Defining Health Insurance Lingo
Unless you’ve had to deal with health issues or you took insurance 101 as an elective, the terminology used in the health insurance world can be confusing. We hope you find the following definitions helpful:
HMO: A type of health insurance plan that allows you to see any doctor or other health care provider who participates in the plan’s network. Some HMOs require referrals from primary care physicians to see a specialist.
POS/PPO: A type of health insurance plan that covers services from almost any doctor or hospital. You’ll almost always pay less for the same level of care when you go to one in your health plan network. You don’t usually need a referral from your primary care physician to see a specialist.
Provider Network: Doctors and other healthcare providers who’ve agreed to accept your insurance. Each plan has its own network and getting care from your network is often a good way to get quality care at a more reasonable cost.
In-Network: Doctors and other health care providers who participate in a health insurance plan’s provider network and agree to accept the plan’s negotiated payment for services. You typically pay less out of your pocket, if anything, when you use in-network providers. You should always confirm that your providers are in-network in case they’ve opted to stop participating.
Out-of-Network: Doctors and other health care providers who do not participate in a health insurance plan’s provider network. You may be required to pay more out of your pocket when you use out-of-network providers. If your plan covers out-of-network services, benefits are typically subject to separate deductibles and out-of-pocket maximums.
Copay: A fixed amount that you pay for a certain health care service.
Coinsurance: A sharing of health care costs in which you and your insurance company each pay a percentage. As an example, 70% coinsurance means the insurance company pays 70% and you pay 30% of the covered expenses.

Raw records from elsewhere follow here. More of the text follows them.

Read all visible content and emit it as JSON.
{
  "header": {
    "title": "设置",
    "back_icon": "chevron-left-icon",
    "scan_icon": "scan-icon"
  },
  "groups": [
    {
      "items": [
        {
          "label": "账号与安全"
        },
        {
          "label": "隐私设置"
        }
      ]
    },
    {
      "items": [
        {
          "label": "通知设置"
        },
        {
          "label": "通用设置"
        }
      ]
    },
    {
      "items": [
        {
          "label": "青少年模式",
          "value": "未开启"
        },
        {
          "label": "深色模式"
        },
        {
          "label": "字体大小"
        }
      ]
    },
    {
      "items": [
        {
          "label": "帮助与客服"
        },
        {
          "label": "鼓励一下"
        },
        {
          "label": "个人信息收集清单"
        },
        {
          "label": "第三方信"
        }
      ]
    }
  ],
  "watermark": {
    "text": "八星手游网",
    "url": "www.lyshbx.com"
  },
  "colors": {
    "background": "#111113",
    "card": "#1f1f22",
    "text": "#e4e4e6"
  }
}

Deductible: A specific dollar amount that you have to pay each year for your health care expenses before your insurance company starts to pay. Deductibles are usually per person with a maximum number of deductibles payable per family.
Out-of-Pocket Maximum: Limits the total amount you have to pay each year for health care expenses, including deductibles, copayments, and coinsurance.
PCP: A physician, physician’s assistant, or APRN who is your main contact for care. Your PCP can do everything from writing prescriptions to referring you to a specialist when necessary. This is the person who knows the most about your health history and helps you navigate the healthcare system.
Specialist: A doctor or health care professional who has advanced education and training in a certain area of medicine. Examples include allergists, cardiologists, dermatologists, etc. Specialist copays are typically higher than PCP copays.
Telemedicine: An outlet through which you can consult a provider virtually, typically through an app downloaded on your phone. Your carrier may have an agreement with a vendor that contracts with providers throughout the country.
Freestanding: A healthcare facility that is not owned or affiliated with a hospital system. You should always check because sometimes it is not obvious that a facility is owned by a hospital system.
Prescription Formulary: A list of prescription drugs that have been selected and approved by the insurance carrier for their safety, quality, and sometimes cost. Your health plan’s formulary includes drugs from every therapeutic drug class, as well as health care supplies and devices. These formularies are available online along with any requirements you need to meet for your drugs to be covered.
Prior Authorization: A decision by your health insurer or plan that a health care service, treatment plan, prescription drug, or durable medical equipment is medically necessary. This is also sometimes called preauthorization, prior approval, or precertification. Your health insurance or plan may require prior authorization for certain services before you receive them, except in an emergency. Prior authorization isn’t a promise your health insurance or plan will cover the cost.
Step Therapy: Some plans require your doctor to start with one drug that’s on the formulary. If that drug isn’t right, your doctor can take the next step, and move you to a higher-level drug.
Mandatory Generic Substitution: When you choose to fill a prescription with a brand-name medication and a lower-cost generic equivalent is available, your cost may be higher. You could pay the brand name copay plus the cost difference between the brand name and generic drug.
Mail-Order Drug: A prescription that gets sent to you through the mail instead of going to a physical pharmacy. In many cases, you will reduce your out-of-pocket cost through mail-order.
Off-Label: Use of a drug for purposes other than those originally approved by the FDA. For example, if a drug was originally approved for use as an anti-inflammatory, using it to treat cancer would be considered an “off-label” use.